1970 Chrysler Valiant VG Coupe
|Engine||In-line 6-cylinder, 245-cid|

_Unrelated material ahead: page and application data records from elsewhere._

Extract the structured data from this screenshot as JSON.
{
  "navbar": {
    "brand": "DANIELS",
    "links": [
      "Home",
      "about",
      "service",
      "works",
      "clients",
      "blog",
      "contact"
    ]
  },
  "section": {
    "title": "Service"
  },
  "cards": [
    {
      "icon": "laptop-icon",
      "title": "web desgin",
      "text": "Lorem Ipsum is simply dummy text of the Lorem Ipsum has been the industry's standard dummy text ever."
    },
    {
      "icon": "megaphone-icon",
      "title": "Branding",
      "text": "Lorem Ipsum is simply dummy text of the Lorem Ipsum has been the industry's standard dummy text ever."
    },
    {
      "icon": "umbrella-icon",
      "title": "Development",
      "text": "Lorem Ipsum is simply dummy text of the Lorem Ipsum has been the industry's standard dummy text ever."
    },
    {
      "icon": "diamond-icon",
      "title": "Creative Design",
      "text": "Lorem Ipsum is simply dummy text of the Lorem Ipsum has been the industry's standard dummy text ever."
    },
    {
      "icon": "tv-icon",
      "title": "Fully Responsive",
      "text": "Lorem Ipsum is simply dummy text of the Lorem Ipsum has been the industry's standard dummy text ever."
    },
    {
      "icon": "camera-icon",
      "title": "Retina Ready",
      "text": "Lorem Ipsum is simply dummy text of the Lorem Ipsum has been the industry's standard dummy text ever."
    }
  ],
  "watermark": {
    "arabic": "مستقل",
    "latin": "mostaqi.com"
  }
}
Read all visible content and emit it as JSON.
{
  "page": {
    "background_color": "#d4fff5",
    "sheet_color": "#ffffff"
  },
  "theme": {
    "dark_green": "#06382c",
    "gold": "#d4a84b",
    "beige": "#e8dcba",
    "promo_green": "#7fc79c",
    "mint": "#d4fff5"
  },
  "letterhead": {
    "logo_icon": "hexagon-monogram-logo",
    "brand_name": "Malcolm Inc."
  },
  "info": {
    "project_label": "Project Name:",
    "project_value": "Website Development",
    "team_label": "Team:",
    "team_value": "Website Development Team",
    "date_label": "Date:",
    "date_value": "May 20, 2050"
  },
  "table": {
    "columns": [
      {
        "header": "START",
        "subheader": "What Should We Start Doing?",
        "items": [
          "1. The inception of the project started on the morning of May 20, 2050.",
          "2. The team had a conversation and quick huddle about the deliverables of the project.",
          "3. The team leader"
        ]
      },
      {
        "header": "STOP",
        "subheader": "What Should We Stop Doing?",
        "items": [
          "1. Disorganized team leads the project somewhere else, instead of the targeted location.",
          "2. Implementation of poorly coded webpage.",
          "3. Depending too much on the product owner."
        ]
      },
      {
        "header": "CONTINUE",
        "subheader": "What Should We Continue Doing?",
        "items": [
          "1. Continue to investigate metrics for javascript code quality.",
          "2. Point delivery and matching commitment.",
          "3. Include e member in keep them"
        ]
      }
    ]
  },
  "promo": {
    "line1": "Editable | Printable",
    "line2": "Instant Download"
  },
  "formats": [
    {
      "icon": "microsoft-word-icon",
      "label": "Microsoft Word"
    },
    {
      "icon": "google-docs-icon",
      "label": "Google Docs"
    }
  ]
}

Chrysler's VG Valiant range was launched in 1970, the second and final facelift of the popular VE/VF model. The new VG heralded an important milestone in the history of Chrysler's local arm, namely the arrival of the first Australian Hemi engine, replacing the existing slant six. The 245-cid engine was available in three levels of tune, the single barrel developing 165 horsepower, the twin barrel 185 horsepower while the potent Pacer, which came with a four barrel carbie, had 190 horsepower on tap. Already synonymous with Chrysler products in the US, the Hemi motor derived its name from the use of hemispherical cylinder head chambers. The Hemi 245 motor was, without question, the most advanced engine produced in Australia at the time, the oversquare design incorporating hydraulic tappets and a seven bearing crankshaft with hydraulic valve lifters. The Hemi motor was both appreciably lighter and more powerful than the slant six it replaced and went a long way to restoring the performance advantage enjoyed by earlier Valiants over the contemporary Holdens and Fords, earning plaudits from the motoring press. The VG's styling was largely carried over from the previous model, although Chrysler updated the design with square headlamps and a new grille, along with minor changes to the rear end. There was a healthy spread of models on offer, including the entry-level four-door sedan, more upmarket Regal, longer wheelbase VIP, hardtop coupe, Safari station wagon and sporty Pacer complete with unique decals. By the time production switched to the all-new VH in 1971, some 46,374 VGs had been made in total but the total number of hardtops was much lower and the dwindling number of survivors have become desirable collector's items in recent years.